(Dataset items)
-.-.-
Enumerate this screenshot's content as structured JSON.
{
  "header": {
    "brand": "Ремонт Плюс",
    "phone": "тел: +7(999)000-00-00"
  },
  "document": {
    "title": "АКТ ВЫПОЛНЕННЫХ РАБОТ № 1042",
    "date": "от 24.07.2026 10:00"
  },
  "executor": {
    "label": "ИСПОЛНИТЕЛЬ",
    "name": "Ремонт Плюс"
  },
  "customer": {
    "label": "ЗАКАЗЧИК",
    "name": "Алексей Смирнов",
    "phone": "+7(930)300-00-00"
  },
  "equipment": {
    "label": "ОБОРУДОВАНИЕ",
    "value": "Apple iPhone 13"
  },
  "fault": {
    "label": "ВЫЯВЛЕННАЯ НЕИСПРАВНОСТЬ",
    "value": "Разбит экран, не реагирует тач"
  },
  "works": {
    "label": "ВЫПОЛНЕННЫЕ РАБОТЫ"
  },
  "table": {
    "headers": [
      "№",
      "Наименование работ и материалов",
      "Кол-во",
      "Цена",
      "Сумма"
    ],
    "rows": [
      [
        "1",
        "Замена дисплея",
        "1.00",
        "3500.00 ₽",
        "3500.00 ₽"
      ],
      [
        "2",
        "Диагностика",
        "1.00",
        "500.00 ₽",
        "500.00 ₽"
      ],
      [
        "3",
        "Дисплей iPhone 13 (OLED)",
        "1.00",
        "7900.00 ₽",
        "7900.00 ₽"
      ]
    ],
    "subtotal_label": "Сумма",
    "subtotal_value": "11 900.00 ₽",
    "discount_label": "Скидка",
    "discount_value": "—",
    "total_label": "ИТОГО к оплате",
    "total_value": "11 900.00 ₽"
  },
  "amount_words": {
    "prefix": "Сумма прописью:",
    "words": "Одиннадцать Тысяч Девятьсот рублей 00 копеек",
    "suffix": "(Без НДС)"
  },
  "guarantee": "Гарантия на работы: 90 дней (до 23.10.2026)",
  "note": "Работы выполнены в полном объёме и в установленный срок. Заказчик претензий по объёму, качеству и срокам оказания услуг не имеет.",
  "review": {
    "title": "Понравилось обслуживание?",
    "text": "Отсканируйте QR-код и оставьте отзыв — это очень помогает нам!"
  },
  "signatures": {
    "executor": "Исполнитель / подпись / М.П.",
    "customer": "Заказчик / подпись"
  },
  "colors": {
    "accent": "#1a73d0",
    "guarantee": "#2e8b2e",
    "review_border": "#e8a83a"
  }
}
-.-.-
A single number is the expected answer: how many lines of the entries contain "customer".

2